Focus on Fundamentals
Discussing dry eye sensations and solutions to reduce the condition’s negative effects on a person’s vision and well-being doesn’t have to take place only in the exam room.
Dry eye sundry items are a great conversation starter in the optical. Offering these easy and salable solutions, accompanied with the expertise to explain their benefits, gives opticians and support staff the opportunity to get involved in the client’s eye care and can help to make eyeglasses more effective.
Dry Eye Sundries in the Optical
➤ Hot Compress Eye Masks: These masks are relaxing, easy to use, and effective for treating dry eye symptoms. They are often the first recommendation for individuals suffering from eye discomfort. They work by stimulating oil glands to liquefy the natural oils produced by the meibomian glands located along the eyelid margins. These oils are crucial for stabilizing the tear film and preventing the rapid evaporation of tears. Several different styles of hot compress masks exist:
- Microwaveable styles are filled with beads or flaxseeds, heat up easily in the microwave, and hold heat for a good treatment duration.
- Single-use, self-heating eye mask styles are packaged individually. They are quite foolproof as there is no risk of overheating them in the microwave. They offer convenience as they are light, compact, portable, and sterile.
- Multiuse, self-heating masks by TearRestore offer the unique option to see while wearing. Eye holes allow the wearer to engage in other tasks during the treatment time. This option is ideal for busy individuals, those who do not have a microwave, and wearers who value the reduced environmental impact of multiuse products.
- Electric styles have multiple temperature options and automatic timers so the wearer can choose different treatment lengths.

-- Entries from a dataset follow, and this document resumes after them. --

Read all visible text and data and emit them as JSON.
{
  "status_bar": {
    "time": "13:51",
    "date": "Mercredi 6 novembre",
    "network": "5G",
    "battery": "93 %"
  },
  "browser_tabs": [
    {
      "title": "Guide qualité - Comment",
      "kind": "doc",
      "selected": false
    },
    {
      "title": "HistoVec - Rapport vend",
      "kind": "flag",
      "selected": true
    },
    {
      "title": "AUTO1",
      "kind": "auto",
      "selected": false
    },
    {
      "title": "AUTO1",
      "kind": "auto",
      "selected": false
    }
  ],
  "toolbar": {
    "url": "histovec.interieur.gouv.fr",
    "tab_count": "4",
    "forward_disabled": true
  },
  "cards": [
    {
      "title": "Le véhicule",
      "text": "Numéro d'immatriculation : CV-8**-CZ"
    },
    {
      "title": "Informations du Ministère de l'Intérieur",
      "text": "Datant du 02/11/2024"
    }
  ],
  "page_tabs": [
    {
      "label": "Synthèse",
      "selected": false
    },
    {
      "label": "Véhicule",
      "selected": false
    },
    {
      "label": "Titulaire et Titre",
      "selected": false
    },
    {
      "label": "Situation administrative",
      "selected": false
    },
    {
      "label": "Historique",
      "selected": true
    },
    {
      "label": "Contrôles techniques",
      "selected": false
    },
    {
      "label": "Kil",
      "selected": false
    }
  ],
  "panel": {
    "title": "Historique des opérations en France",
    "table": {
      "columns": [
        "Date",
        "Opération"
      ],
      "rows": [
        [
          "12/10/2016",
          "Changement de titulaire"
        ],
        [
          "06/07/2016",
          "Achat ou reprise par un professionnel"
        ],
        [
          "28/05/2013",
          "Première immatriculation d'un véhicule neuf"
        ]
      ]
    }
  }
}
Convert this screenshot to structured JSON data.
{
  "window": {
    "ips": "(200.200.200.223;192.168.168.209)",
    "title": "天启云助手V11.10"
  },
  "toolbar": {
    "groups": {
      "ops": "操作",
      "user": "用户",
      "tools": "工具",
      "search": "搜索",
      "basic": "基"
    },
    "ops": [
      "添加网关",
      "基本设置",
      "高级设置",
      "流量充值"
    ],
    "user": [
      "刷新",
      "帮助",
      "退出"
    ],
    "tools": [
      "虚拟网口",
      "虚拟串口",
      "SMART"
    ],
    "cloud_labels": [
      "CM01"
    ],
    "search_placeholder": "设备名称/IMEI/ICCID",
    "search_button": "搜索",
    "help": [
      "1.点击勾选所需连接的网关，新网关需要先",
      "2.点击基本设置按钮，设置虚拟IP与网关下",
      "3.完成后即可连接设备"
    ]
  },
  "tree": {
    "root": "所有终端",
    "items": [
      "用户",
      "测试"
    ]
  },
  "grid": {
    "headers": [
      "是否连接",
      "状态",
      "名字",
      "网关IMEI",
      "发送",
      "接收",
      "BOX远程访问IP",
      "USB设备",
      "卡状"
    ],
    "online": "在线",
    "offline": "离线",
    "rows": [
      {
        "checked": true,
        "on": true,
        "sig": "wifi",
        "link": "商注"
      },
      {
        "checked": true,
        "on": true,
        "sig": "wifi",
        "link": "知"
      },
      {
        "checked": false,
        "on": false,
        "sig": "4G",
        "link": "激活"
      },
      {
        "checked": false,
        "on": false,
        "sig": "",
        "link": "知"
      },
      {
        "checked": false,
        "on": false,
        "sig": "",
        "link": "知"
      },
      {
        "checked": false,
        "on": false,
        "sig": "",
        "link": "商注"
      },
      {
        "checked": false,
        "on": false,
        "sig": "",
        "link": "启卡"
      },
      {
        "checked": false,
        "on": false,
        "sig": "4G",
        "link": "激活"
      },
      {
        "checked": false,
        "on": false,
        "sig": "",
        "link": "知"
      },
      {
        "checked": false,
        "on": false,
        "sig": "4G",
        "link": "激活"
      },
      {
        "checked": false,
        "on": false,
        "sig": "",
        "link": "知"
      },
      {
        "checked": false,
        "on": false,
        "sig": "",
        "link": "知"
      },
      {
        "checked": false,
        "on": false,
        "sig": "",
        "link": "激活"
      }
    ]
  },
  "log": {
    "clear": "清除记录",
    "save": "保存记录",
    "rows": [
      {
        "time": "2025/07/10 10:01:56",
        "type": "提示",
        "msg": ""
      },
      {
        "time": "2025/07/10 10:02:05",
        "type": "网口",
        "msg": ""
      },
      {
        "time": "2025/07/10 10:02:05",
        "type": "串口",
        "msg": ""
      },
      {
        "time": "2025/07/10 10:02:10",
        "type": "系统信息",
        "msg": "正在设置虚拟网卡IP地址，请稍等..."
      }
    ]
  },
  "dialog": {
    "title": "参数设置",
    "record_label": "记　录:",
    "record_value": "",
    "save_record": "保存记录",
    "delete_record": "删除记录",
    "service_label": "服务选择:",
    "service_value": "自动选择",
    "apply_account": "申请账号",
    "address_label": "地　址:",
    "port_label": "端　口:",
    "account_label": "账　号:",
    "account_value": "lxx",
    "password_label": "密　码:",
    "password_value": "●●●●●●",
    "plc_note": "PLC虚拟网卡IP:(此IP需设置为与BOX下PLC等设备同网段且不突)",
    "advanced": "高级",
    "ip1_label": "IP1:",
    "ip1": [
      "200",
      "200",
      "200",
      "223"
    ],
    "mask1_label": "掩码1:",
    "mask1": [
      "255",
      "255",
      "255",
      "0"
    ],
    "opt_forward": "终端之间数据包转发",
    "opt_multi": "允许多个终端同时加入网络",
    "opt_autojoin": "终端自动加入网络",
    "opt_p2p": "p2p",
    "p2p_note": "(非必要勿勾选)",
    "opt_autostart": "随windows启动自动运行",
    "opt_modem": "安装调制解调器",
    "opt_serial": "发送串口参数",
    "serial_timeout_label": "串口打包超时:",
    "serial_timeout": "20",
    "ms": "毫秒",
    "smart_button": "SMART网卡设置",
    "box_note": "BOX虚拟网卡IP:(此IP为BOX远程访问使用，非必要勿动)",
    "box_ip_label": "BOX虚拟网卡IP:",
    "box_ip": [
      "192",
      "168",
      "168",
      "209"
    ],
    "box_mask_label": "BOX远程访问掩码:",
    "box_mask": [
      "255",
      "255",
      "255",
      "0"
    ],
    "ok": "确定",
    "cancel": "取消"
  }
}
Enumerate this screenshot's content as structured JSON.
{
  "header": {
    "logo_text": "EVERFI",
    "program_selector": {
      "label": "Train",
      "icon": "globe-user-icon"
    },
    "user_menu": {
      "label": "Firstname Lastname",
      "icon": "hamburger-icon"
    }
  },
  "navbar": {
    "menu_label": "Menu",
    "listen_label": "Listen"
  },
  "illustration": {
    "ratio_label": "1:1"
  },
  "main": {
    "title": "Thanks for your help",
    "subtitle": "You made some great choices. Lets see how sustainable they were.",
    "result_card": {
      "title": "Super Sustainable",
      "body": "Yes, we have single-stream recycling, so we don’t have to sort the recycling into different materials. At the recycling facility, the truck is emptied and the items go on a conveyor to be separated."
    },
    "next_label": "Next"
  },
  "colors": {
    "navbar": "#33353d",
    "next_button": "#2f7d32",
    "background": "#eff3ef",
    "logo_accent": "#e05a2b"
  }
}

➤ Lid- and Lash-Cleansing Products: Cosmetics, pollen, and dirty eyelid margins can lead to blocked oil glands and cause dry eye symptoms. Correctly cleansing eyes and removing makeup with products specifically designed and formulated with ingredients with eye health in mind can ease dry eye sensations.
- Liquid and foaming cleansers are easy to use for patients of any age and can be integrated into a daily hygiene regimen. They can be applied with fingers or used with brushes.
- Single-use wipes are individually wrapped and premoistened with the product. They are convenient and travel-friendly and the application material is soft, sterile, and lint-free.
➤ Vitamins: Vitamins and supplements tailored specifically to reduce dry eye symptoms are available in pill and gummy form, with a focus on key ingredients such as vitamins A, B12, and D, and omega-3 fatty acids to promote healthy eyes and aid in reducing dry eye symptoms.
➤ Artificial Tears and Eye Drops: Most artificial tears and eye drops are available without a prescription. They can offer instant relief, if only temporarily, from the sensations of dry eye symptoms. Selecting brands and types available specifically in eye clinics offers greater control on quality and ingredients and can result in more effective dry eye relief.
Misconceptions about dry eye symptoms and how they affect a person’s vision can create misinformation and lead to obstacles in relief offered by simple take-home treatments.
Misconception: Dry eye doesn’t affect my vision.
Reality: If a patient’s prescription, eyeglasses, or contact lenses are not performing in providing clear vision, dry eye could be affecting the overall clarity. Dry eye symptoms can lead to intermittent blurred or fluctuating vision, glare, or halos around lights at night.
Misconception: Only older people get dry eye.
Reality: While aging can increase the risk, dry eye can affect anyone, regardless of age. Certain medications, environmental conditions, and underlying health issues can also contribute to dry eye in people of all ages.
Misconception: If your eyes water, you can’t have dry eye.
Reality: The patient may think dry eye means no tears, but dry eyes can cause excessive tearing as a response to irritation. The eyes might water as a reflex to the dryness and discomfort.
Misconception: Dry eye is just about not producing enough tears.
Reality: Poor tear quality or an imbalance in the composition of tears, insufficient oil in the tears, or faster evaporation of tears can cause dry eye.
Misconception: Using eye drops only when you experience discomfort is sufficient.
Reality: Using eye drops or artificial tears as needed might provide temporary relief, but managing dry eye often requires a consistent regimen as directed by an optometrist or ophthalmologist, even when symptoms aren’t present.
Misconception: Dry eye is not a serious condition.
Reality: While it might not seem severe compared with some eye conditions, untreated dry eye can cause discomfort, impact vision, and, in some cases, lead to complications like corneal damage or infections if left untreated.
Misconception: All eye redness means dry eye.
Reality: Redness can indicate various eye conditions or issues, including dry eye, but it’s not the sole indicator. Other symptoms and a comprehensive eye examination are necessary for an accurate diagnosis and treatment recommendation.